(SUPPLIED DATA)

Start of Block

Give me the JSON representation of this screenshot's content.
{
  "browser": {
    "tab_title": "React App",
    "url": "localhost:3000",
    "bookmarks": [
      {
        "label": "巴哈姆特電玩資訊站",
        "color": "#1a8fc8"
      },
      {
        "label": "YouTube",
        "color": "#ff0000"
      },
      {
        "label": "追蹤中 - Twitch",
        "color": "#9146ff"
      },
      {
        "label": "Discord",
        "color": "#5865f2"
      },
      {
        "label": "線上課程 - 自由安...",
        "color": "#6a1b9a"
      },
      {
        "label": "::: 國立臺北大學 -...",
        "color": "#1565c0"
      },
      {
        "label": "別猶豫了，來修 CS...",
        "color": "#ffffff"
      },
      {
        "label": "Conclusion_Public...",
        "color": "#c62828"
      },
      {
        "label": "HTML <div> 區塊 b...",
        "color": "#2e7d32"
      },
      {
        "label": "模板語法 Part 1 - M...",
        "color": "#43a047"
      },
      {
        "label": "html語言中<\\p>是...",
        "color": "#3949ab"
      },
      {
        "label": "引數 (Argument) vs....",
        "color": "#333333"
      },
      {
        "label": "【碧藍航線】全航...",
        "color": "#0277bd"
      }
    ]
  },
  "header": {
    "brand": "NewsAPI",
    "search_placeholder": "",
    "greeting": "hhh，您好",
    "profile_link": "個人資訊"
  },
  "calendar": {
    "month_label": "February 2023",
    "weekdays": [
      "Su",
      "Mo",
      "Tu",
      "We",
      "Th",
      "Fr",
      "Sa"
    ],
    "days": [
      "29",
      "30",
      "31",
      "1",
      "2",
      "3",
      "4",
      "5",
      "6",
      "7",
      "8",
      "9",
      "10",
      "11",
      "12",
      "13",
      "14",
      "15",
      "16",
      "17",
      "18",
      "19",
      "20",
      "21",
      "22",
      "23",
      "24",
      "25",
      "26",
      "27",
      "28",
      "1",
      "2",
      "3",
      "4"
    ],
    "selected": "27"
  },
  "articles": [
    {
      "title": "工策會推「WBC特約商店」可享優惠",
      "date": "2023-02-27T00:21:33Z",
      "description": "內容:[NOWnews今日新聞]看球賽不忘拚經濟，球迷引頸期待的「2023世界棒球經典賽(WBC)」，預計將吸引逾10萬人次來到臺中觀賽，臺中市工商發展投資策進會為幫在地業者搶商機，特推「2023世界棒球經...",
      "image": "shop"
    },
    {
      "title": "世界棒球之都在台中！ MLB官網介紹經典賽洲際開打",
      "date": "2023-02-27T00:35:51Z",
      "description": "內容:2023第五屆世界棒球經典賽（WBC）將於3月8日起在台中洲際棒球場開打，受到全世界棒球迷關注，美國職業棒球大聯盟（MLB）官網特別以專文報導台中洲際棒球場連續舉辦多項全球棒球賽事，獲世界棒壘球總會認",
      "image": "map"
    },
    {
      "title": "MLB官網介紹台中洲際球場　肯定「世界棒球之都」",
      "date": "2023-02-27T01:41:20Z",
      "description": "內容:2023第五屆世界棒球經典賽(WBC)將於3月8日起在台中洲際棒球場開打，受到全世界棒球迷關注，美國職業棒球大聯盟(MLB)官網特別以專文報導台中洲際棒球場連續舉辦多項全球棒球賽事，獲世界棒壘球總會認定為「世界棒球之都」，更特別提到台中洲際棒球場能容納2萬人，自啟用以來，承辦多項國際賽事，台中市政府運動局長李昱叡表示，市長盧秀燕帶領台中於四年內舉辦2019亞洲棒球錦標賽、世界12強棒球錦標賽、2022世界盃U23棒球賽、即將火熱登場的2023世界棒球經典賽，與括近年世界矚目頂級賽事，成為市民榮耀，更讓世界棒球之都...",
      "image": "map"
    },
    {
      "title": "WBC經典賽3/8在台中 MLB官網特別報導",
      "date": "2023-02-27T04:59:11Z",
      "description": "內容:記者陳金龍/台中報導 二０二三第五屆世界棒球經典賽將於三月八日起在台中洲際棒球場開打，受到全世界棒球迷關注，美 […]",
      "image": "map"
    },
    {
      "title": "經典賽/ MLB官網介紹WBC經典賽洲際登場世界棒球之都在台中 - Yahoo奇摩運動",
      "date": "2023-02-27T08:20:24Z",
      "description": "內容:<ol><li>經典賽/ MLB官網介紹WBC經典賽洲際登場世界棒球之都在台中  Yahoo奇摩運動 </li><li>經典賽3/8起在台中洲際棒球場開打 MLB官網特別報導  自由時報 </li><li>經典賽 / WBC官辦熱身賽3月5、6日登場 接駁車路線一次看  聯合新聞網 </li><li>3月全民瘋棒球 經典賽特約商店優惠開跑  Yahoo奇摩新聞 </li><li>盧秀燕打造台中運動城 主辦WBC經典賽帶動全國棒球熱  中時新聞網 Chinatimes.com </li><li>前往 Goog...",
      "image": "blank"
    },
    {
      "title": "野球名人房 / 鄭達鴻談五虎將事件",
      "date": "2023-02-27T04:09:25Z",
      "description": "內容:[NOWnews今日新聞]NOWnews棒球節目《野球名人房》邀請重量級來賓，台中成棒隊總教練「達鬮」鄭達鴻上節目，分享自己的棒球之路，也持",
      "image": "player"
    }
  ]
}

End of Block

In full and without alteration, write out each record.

Give me the JSON representation of this screenshot's content.
{
  "browser": {
    "tab_title": "React App",
    "url": "localhost:3000",
    "bookmarks": [
      {
        "label": "巴哈姆特電玩資訊站",
        "color": "#1a8fc8"
      },
      {
        "label": "YouTube",
        "color": "#ff0000"
      },
      {
        "label": "追蹤中 - Twitch",
        "color": "#9146ff"
      },
      {
        "label": "Discord",
        "color": "#5865f2"
      },
      {
        "label": "線上課程 - 自由安...",
        "color": "#6a1b9a"
      },
      {
        "label": "::: 國立臺北大學 -...",
        "color": "#1565c0"
      },
      {
        "label": "別猶豫了，來修 CS...",
        "color": "#ffffff"
      },
      {
        "label": "Conclusion_Public...",
        "color": "#c62828"
      },
      {
        "label": "HTML <div> 區塊 b...",
        "color": "#2e7d32"
      },
      {
        "label": "模板語法 Part 1 - M...",
        "color": "#43a047"
      },
      {
        "label": "html語言中<\\p>是...",
        "color": "#3949ab"
      },
      {
        "label": "引數 (Argument) vs....",
        "color": "#333333"
      },
      {
        "label": "【碧藍航線】全航...",
        "color": "#0277bd"
      }
    ]
  },
  "header": {
    "brand": "NewsAPI",
    "search_placeholder": "",
    "greeting": "hhh，您好",
    "profile_link": "個人資訊"
  },
  "calendar": {
    "month_label": "February 2023",
    "weekdays": [
      "Su",
      "Mo",
      "Tu",
      "We",
      "Th",
      "Fr",
      "Sa"
    ],
    "days": [
      "29",
      "30",
      "31",
      "1",
      "2",
      "3",
      "4",
      "5",
      "6",
      "7",
      "8",
      "9",
      "10",
      "11",
      "12",
      "13",
      "14",
      "15",
      "16",
      "17",
      "18",
      "19",
      "20",
      "21",
      "22",
      "23",
      "24",
      "25",
      "26",
      "27",
      "28",
      "1",
      "2",
      "3",
      "4"
    ],
    "selected": "27"
  },
  "articles": [
    {
      "title": "工策會推「WBC特約商店」可享優惠",
      "date": "2023-02-27T00:21:33Z",
      "description": "內容:[NOWnews今日新聞]看球賽不忘拚經濟，球迷引頸期待的「2023世界棒球經典賽(WBC)」，預計將吸引逾10萬人次來到臺中觀賽，臺中市工商發展投資策進會為幫在地業者搶商機，特推「2023世界棒球經...",
      "image": "shop"
    },
    {
      "title": "世界棒球之都在台中！ MLB官網介紹經典賽洲際開打",
      "date": "2023-02-27T00:35:51Z",
      "description": "內容:2023第五屆世界棒球經典賽（WBC）將於3月8日起在台中洲際棒球場開打，受到全世界棒球迷關注，美國職業棒球大聯盟（MLB）官網特別以專文報導台中洲際棒球場連續舉辦多項全球棒球賽事，獲世界棒壘球總會認",
      "image": "map"
    },
    {
      "title": "MLB官網介紹台中洲際球場　肯定「世界棒球之都」",
      "date": "2023-02-27T01:41:20Z",
      "description": "內容:2023第五屆世界棒球經典賽(WBC)將於3月8日起在台中洲際棒球場開打，受到全世界棒球迷關注，美國職業棒球大聯盟(MLB)官網特別以專文報導台中洲際棒球場連續舉辦多項全球棒球賽事，獲世界棒壘球總會認定為「世界棒球之都」，更特別提到台中洲際棒球場能容納2萬人，自啟用以來，承辦多項國際賽事，台中市政府運動局長李昱叡表示，市長盧秀燕帶領台中於四年內舉辦2019亞洲棒球錦標賽、世界12強棒球錦標賽、2022世界盃U23棒球賽、即將火熱登場的2023世界棒球經典賽，與括近年世界矚目頂級賽事，成為市民榮耀，更讓世界棒球之都...",
      "image": "map"
    },
    {
      "title": "WBC經典賽3/8在台中 MLB官網特別報導",
      "date": "2023-02-27T04:59:11Z",
      "description": "內容:記者陳金龍/台中報導 二０二三第五屆世界棒球經典賽將於三月八日起在台中洲際棒球場開打，受到全世界棒球迷關注，美 […]",
      "image": "map"
    },
    {
      "title": "經典賽/ MLB官網介紹WBC經典賽洲際登場世界棒球之都在台中 - Yahoo奇摩運動",
      "date": "2023-02-27T08:20:24Z",
      "description": "內容:<ol><li>經典賽/ MLB官網介紹WBC經典賽洲際登場世界棒球之都在台中  Yahoo奇摩運動 </li><li>經典賽3/8起在台中洲際棒球場開打 MLB官網特別報導  自由時報 </li><li>經典賽 / WBC官辦熱身賽3月5、6日登場 接駁車路線一次看  聯合新聞網 </li><li>3月全民瘋棒球 經典賽特約商店優惠開跑  Yahoo奇摩新聞 </li><li>盧秀燕打造台中運動城 主辦WBC經典賽帶動全國棒球熱  中時新聞網 Chinatimes.com </li><li>前往 Goog...",
      "image": "blank"
    },
    {
      "title": "野球名人房 / 鄭達鴻談五虎將事件",
      "date": "2023-02-27T04:09:25Z",
      "description": "內容:[NOWnews今日新聞]NOWnews棒球節目《野球名人房》邀請重量級來賓，台中成棒隊總教練「達鬮」鄭達鴻上節目，分享自己的棒球之路，也持",
      "image": "player"
    }
  ]
}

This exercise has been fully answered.